- Like all things photography-related, arrive early, such as between 7 and 8 am, before the tourists arrive. There are only eight seats on the outside of the car, which give you an excellent photo position. From here you get a great photographer advantage and the early morning lighting is fantastic.
- Second, take the Beach/Hyde route. It has the best photo spots.
- Third, a one-way ticket on the cable car costs $8. Want to go back to where you originally boarded? That’ll cost you another $8. Got a much better deal. The Muni Mobile App sells you a day ticket for $13. This allowed me to ride all three lines, for less than a round trip ticket on one, and it was great.
This local tradition has been going strong since 1873. Let’s honor this great invention that brought the locals to their feet in the days of the horse-drawn carriage, the basic operation of which has not changed since then.
Be sure to check out the Cable Car Museum (1201 Mason St. and on the Hyde/Beach route) for more history.
Says the SFMTA, the agency that oversees the cars: “No experience is more unique in San Francisco than a ride on a cable car. Cable cars have become the symbol of our great city… After all, we are the city that first launched cars pulled by cables running under the street. Invented here nearly 150 years ago and designated a National Historic Landmark in 1964, our agency maintains today’s San Francisco cable cars in top condition.”
Thank you SFMTA!
Beach and Hyde is located on the western edge of Fisherman’s Wharf, a stone’s throw from the iconic Ghiradelli Square.
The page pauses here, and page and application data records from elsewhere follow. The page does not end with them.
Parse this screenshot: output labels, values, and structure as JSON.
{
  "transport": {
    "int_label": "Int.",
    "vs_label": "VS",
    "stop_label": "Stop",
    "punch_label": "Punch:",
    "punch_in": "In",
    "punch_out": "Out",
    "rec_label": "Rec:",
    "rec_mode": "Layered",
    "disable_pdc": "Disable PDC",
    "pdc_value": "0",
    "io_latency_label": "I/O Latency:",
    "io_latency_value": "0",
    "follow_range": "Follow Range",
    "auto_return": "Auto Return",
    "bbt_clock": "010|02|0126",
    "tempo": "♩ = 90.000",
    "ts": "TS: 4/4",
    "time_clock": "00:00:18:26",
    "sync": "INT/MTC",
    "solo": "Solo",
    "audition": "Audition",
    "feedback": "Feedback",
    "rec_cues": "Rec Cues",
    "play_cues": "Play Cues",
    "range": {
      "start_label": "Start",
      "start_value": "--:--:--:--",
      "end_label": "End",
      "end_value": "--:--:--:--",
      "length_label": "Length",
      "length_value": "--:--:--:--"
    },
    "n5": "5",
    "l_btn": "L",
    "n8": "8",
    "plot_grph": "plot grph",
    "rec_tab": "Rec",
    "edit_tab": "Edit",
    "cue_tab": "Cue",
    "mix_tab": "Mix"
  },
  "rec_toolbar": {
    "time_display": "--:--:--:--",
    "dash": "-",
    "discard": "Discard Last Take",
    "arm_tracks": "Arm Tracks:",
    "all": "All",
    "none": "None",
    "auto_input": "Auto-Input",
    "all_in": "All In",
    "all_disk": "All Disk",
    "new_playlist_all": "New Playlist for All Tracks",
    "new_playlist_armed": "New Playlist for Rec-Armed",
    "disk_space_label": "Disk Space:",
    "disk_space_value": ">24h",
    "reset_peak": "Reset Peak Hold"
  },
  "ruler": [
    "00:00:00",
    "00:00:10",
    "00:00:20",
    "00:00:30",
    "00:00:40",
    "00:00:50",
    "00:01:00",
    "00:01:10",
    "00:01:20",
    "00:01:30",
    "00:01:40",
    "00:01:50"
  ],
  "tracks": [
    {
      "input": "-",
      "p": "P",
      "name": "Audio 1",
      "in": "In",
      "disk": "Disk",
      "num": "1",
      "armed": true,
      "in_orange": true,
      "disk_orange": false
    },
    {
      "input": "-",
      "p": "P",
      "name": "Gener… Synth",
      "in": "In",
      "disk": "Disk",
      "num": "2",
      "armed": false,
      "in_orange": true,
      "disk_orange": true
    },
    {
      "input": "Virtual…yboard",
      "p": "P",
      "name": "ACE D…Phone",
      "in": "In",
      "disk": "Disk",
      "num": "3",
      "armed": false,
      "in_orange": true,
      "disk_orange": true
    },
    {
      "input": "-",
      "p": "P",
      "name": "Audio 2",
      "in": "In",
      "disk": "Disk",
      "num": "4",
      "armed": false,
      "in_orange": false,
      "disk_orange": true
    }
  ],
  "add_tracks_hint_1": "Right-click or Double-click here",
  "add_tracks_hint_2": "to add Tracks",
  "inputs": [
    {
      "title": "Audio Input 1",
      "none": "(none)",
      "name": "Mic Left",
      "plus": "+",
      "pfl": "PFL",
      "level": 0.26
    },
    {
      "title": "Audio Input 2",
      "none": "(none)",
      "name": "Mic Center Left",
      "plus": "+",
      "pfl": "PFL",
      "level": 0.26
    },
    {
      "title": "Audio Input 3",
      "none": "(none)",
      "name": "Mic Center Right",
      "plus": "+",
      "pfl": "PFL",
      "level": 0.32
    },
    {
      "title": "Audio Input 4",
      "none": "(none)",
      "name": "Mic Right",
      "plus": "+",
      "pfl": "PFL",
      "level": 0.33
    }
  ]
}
The Powell/Hyde Line begins by passing the historic Buena Vista Cafe, known for the invention of Irish Coffee.
From there it’s up the hill. You will meander past many San Francisco classics. you pass Lombard Streetthe crookedest street in the world, and if you look down the hill, on a good day you have a great view of Alcatraz Island.
Aside from that, weave through beautiful neighborhoods of San Francisco, past homes, condos, shops, and the like, and grab a little Chinatown and North Beach also, before ending in the urban center of Union Squareand Powell and Market.
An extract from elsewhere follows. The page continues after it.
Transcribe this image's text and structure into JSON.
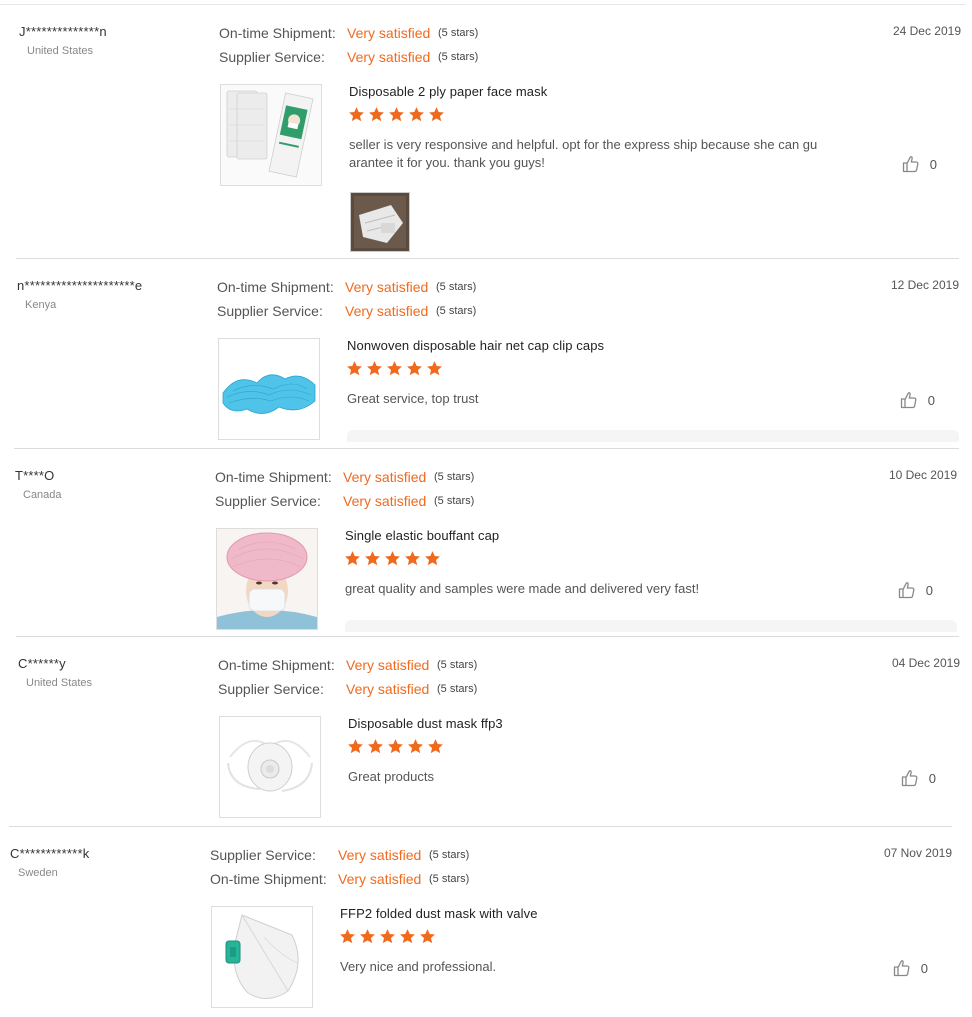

The Powell-Mason line is the most popular of the three routes and passes through the same terrain as the Powell/Hyde Lineminus the Alcatraz and Lombard Street sightings.
The least popular rule is the California, which is a shame, because it is a lot of fun and also very photogenic. You get on it at the bottom of California Street, at the Ferry Building, and drive through the financial district, near the Tadich Grillthe oldest restaurant in California, dating back to 1849. You’ll go all the way to that most iconic photo of San Francisco, the cable car descending California and Powell, in Nob Hill, by the Fairmont Hotel.
This is similar to what we saw in the old Rice-a-roni ads of the 1960s.
The California line goes past Polk Street and ends at Van Ness where, unlike the other lines, you don’t need to buy another ticket to continue the ride. Once it’s flipped, hop off and on again for another ride past the classic California Street Nob Hill dashboard, toward the Bay Bridge.
Enjoy your rides on your next visit and watch the video. As always it was a labor of love making it, and I hope you enjoy it.